* Amy Goldstein reports on a new study showing one vivid facet of the awfulness that is Graham-Cassidy:

An analysis released Thursday morning buttresses a growing body of evidence that the Senate’s Cassidy-Graham health-care bill would slash federal spending on health coverage and cause most states to lose billions of dollars in such aid.

According to the report, by the Kaiser Family Foundation, the Republican plan to dismantle much of the Affordable Care Act would cut federal spending on health insurance by an average of 11 percent between 2020 and 2026 in the 31 states, plus the District of Columbia, that have expanded their Medicaid programs under the law. The states that have not expanded Medicaid — all but one led by Republicans — would gain an average of 12 percent during that period.

As a result, states that kept their Medicaid programs small would receive an extra $73 billion, while the federal money to the Medicaid expansion states would be cut by a total of $180 billion.

And don’t forget, in the long run, everybody loses.

* David Nakamura reports that Trump’s outreach to Kim Jong Un continues:

President Trump announced an executive order Thursday granting the Treasury Department additional authority to enforce economic sanctions on North Korea and target foreign companies and individuals that do business with the rogue nation in Northeast Asia.

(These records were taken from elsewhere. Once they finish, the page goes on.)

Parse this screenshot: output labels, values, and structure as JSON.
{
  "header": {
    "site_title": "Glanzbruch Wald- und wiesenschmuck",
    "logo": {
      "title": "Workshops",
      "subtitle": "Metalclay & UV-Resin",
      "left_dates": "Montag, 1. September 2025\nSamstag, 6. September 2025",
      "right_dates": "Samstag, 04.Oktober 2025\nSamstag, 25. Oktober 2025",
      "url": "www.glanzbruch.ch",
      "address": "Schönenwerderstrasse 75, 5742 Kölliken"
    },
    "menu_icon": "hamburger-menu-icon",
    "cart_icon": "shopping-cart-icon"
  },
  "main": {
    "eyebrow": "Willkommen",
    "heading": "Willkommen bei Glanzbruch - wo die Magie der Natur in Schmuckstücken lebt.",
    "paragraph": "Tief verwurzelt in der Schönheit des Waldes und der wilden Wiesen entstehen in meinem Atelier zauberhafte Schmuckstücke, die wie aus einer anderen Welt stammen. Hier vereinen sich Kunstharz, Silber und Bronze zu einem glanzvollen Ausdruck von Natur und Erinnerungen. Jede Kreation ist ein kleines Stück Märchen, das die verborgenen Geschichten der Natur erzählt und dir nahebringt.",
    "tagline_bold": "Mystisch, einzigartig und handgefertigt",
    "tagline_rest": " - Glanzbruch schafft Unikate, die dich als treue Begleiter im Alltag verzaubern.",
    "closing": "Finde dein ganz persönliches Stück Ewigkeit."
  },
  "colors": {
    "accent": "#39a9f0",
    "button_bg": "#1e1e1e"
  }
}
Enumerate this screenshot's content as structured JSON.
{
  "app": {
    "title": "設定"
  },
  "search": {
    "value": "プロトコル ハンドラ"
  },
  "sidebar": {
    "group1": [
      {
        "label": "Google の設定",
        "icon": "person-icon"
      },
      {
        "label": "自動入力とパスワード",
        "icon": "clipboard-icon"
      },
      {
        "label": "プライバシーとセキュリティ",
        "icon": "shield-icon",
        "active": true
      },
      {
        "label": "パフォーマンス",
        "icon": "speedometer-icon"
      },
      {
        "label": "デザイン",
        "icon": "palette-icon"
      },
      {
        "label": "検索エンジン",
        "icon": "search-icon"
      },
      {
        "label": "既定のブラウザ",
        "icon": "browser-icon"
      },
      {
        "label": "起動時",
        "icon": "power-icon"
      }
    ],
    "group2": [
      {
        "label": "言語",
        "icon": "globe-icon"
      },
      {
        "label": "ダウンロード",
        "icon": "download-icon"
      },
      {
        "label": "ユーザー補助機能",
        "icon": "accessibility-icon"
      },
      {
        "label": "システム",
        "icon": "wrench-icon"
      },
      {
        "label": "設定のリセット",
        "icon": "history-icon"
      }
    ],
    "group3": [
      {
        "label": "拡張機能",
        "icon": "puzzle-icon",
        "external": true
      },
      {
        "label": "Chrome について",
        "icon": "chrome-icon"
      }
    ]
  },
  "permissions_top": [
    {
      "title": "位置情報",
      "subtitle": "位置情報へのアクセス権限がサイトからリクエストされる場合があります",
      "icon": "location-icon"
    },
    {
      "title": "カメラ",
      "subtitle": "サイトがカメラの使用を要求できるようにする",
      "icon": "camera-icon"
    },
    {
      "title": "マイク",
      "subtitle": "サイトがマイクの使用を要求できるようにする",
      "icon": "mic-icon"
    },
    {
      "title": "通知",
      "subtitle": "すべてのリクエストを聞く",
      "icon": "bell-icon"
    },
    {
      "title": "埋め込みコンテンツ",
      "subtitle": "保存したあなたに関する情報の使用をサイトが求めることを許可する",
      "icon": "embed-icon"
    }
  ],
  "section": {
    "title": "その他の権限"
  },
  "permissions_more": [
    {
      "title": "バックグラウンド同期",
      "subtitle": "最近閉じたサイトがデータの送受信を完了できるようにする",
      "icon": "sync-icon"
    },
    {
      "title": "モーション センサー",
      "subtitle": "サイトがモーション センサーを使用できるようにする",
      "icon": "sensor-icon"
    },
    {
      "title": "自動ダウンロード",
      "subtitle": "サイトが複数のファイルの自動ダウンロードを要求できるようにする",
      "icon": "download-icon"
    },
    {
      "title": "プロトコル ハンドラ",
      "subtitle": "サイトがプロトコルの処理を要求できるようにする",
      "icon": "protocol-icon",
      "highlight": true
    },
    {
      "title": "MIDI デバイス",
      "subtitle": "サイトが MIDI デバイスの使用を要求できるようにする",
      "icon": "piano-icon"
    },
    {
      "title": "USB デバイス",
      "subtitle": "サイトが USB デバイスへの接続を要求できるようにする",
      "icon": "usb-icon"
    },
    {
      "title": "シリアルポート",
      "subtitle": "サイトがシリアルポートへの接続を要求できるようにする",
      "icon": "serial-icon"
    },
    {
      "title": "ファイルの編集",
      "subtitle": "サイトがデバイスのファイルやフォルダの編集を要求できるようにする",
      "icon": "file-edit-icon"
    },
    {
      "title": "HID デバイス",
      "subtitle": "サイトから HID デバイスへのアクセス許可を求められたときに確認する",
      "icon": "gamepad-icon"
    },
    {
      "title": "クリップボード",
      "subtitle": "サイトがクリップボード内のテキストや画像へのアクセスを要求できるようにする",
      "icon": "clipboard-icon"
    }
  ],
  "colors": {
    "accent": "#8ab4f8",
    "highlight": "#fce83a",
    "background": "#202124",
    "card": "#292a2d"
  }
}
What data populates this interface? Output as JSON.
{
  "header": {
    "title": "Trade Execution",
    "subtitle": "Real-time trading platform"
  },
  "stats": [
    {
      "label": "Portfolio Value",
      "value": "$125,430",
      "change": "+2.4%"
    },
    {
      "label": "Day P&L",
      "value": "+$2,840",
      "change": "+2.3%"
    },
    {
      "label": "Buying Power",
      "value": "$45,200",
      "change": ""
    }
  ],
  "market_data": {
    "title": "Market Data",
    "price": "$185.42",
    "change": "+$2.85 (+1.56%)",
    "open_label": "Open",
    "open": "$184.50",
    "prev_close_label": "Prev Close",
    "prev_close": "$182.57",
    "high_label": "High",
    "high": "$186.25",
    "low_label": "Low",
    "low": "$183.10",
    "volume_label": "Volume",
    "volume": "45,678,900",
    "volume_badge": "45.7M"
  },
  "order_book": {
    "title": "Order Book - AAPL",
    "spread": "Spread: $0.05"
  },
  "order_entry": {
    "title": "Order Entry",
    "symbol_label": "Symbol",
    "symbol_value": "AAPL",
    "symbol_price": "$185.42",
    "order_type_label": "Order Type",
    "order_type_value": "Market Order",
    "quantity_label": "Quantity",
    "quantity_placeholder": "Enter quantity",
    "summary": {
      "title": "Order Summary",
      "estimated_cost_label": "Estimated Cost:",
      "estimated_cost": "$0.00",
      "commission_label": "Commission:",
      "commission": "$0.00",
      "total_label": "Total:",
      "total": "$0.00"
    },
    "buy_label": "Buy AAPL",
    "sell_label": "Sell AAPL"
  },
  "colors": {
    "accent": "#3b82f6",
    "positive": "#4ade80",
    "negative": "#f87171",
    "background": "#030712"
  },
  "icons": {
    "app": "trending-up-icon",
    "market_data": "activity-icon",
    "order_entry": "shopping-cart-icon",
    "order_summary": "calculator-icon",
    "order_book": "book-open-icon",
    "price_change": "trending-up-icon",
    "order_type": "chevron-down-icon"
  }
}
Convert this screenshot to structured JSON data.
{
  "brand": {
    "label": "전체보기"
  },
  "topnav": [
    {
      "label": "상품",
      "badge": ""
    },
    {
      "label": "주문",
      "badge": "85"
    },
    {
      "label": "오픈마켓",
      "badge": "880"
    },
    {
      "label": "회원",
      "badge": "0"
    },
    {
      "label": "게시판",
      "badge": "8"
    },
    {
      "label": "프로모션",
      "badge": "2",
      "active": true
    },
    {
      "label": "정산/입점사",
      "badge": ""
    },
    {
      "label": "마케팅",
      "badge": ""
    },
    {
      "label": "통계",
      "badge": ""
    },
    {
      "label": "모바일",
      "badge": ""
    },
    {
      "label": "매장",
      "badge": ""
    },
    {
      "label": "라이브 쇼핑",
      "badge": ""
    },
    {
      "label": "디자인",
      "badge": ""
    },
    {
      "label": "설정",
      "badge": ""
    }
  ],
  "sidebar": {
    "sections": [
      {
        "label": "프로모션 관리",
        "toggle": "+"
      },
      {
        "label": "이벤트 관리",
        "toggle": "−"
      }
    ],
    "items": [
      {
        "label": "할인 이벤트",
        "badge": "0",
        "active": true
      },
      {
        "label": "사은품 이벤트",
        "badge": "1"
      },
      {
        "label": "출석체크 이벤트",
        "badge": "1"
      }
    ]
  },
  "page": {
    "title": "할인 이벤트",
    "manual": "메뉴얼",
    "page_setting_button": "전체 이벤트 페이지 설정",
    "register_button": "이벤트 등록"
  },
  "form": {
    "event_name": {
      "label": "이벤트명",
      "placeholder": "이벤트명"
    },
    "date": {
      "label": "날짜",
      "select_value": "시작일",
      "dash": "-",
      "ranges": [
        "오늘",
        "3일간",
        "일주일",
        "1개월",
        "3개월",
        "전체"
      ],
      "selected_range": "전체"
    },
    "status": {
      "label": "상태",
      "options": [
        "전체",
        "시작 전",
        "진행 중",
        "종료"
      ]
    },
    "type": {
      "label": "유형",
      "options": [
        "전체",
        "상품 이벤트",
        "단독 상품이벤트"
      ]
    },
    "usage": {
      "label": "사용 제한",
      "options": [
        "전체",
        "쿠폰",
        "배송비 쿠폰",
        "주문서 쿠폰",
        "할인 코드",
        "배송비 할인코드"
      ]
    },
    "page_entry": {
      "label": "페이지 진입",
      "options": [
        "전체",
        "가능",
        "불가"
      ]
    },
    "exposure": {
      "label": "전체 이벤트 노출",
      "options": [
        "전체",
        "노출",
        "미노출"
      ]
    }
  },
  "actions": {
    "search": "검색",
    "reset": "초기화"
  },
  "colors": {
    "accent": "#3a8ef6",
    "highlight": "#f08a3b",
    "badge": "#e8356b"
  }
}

Trump said the new powers aim to cut off international trade and financing that dictator Kim Jong Un’s regime uses support its nuclear and ballistic missile weapons programs. The president also said that Chinese President Xi Jinping had ordered Chinese banks to cease conducting business with North Korean entities. Trump called the move “very bold” and “somewhat unexpected,” and he praised Xi.

“North Korea’s nuclear program is a grave threat to peace and security in our world, and it is unacceptable that others financially support this criminal, rogue regime,” Trump said in brief public remarks during a meeting with the leaders of South Korea and Japan to discuss strategy to confront Pyongyang.

He added that the United States continues to seek a “complete denuclearization of North Korea.”

Yeah, they’re totally going to give up their nuclear weapons this time, just you wait and see.

* Jennifer Haberkorn reports on the provision they’ve inserted in Graham-Cassidy to buy Lisa Murkowski’s vote by making it less brutal on Alaska and four other low-density states. The other 45 of you can go to hell, though.

* This should be fun:

Can’t we get Jimmy Kimmel into this debate somehow? — gs

* Dylan Scott takes a deep dive into the whole question of whether the Senate parliamentarian might blow up Graham-Cassidy.

* Ronald Brownstein gives Trump the bad news that changes to the tax code don’t actually transform the economy.

* Jenny Hopkinson reports that the Trump administration has stocked the Department of Agriculture with people who have no experience in agriculture, but did work on Trump’s campaign.

* Mark Joseph Stern says that Trump is laying the groundwork to roll back marriage equality by appointing a raft of anti-gay judges.

* Erin Gloria Ryan reports that the lawyers who helped Paula Jones successfully sue Bill Clinton have another client who wants to be able to sue the current president.

* Stanley Greenberg gives a comprehensive assessment of everything that went wrong with the Clinton campaign.

* At The Week, I argued that while Republicans always say that states do everything better than the federal government, it’s not true and they don’t even believe it.

* And Michael Scherer profiles Roy Moore, the religious extremist who will probably be the next senator from Alabama.